• **Problem to solve**
Among the entries below, please show each line that carries the word "level".

• **Supplied entries**
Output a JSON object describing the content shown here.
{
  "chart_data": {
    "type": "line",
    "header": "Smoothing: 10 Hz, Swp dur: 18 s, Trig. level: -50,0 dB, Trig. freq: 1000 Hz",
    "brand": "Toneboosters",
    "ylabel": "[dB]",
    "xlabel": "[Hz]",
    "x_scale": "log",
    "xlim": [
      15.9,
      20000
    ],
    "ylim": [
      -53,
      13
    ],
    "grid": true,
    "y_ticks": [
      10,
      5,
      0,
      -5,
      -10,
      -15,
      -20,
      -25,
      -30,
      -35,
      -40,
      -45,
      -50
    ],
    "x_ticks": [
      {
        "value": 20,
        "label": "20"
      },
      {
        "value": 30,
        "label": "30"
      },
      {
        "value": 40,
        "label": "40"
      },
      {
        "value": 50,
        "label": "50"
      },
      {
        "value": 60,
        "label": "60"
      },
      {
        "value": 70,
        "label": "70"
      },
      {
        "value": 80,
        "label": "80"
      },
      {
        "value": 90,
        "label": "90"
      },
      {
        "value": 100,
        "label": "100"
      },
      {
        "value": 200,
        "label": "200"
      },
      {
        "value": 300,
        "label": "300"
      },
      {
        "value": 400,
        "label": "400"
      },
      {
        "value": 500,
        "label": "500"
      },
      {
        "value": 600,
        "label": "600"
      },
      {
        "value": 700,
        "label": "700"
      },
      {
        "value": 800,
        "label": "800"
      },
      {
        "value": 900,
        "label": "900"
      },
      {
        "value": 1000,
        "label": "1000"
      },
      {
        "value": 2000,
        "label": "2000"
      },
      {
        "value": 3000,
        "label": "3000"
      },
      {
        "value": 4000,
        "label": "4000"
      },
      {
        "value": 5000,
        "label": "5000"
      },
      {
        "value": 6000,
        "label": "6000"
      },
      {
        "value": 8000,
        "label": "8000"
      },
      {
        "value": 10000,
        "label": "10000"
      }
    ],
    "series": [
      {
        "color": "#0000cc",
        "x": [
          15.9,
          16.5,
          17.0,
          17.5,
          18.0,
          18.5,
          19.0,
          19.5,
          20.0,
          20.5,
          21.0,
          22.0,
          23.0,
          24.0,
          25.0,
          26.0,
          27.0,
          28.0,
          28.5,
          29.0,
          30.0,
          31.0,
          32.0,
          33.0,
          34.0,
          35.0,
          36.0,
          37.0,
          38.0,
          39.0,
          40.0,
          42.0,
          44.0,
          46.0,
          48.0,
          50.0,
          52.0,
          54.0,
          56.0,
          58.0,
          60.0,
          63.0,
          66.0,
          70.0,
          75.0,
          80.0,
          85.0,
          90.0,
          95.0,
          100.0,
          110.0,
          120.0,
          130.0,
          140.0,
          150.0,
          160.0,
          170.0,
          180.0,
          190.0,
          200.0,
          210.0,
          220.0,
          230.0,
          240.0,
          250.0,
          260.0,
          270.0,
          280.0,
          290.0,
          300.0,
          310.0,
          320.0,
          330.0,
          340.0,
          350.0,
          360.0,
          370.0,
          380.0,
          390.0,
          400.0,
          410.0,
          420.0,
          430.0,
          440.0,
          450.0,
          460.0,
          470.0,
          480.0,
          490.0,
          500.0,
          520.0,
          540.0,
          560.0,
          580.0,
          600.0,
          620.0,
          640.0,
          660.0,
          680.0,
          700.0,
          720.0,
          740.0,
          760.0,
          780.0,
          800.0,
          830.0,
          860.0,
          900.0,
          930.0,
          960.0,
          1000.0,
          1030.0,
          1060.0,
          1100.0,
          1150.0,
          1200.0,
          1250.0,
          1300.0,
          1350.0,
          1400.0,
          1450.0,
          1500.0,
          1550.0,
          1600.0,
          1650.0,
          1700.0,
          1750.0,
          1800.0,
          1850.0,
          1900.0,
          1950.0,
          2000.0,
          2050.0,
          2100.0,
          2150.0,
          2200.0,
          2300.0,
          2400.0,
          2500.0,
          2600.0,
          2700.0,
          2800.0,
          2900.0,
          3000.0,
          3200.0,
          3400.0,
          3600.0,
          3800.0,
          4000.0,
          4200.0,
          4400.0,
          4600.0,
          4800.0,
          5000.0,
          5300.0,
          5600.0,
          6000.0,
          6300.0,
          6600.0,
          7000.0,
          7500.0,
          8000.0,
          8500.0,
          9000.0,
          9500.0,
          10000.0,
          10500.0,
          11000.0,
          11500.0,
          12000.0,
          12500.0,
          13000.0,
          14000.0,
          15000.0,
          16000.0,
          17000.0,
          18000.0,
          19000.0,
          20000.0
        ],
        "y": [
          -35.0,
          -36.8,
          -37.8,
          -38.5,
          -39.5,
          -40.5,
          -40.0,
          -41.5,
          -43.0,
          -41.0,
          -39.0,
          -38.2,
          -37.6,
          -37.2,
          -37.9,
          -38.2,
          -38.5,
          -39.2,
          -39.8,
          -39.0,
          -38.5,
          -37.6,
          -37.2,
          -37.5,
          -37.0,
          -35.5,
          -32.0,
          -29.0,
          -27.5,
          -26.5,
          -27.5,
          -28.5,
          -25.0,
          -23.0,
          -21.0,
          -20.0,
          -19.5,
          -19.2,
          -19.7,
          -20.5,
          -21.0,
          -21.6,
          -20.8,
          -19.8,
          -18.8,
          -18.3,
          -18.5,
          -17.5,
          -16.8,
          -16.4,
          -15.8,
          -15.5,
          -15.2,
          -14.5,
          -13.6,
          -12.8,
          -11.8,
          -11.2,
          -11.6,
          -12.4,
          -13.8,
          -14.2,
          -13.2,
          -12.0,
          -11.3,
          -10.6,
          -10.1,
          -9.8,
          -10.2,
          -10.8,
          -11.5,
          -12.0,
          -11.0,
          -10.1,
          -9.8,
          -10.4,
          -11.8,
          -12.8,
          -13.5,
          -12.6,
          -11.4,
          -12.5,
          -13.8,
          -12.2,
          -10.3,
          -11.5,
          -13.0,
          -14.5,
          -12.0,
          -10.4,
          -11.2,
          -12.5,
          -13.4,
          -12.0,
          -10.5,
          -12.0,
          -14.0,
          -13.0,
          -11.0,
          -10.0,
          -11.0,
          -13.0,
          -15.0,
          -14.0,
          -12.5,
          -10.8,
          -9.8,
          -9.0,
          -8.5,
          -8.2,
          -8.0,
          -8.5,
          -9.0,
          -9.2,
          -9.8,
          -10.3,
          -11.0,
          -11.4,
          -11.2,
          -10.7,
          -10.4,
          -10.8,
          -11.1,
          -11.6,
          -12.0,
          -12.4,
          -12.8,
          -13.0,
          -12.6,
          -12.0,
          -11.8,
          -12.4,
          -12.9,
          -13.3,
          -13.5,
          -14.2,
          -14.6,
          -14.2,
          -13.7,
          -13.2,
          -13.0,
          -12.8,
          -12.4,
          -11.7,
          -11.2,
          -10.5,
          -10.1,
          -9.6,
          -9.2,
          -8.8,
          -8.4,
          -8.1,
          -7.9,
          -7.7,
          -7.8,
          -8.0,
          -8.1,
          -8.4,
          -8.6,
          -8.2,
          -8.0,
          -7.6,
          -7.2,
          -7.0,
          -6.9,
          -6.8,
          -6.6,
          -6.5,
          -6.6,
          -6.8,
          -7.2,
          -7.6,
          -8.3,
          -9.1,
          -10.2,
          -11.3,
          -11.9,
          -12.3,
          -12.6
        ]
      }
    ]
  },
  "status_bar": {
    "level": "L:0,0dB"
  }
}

• **Written solution**
    "header": "Smoothing: 10 Hz, Swp dur: 18 s, Trig. level: -50,0 dB, Trig. freq: 1000 Hz",
    "level": "L:0,0dB"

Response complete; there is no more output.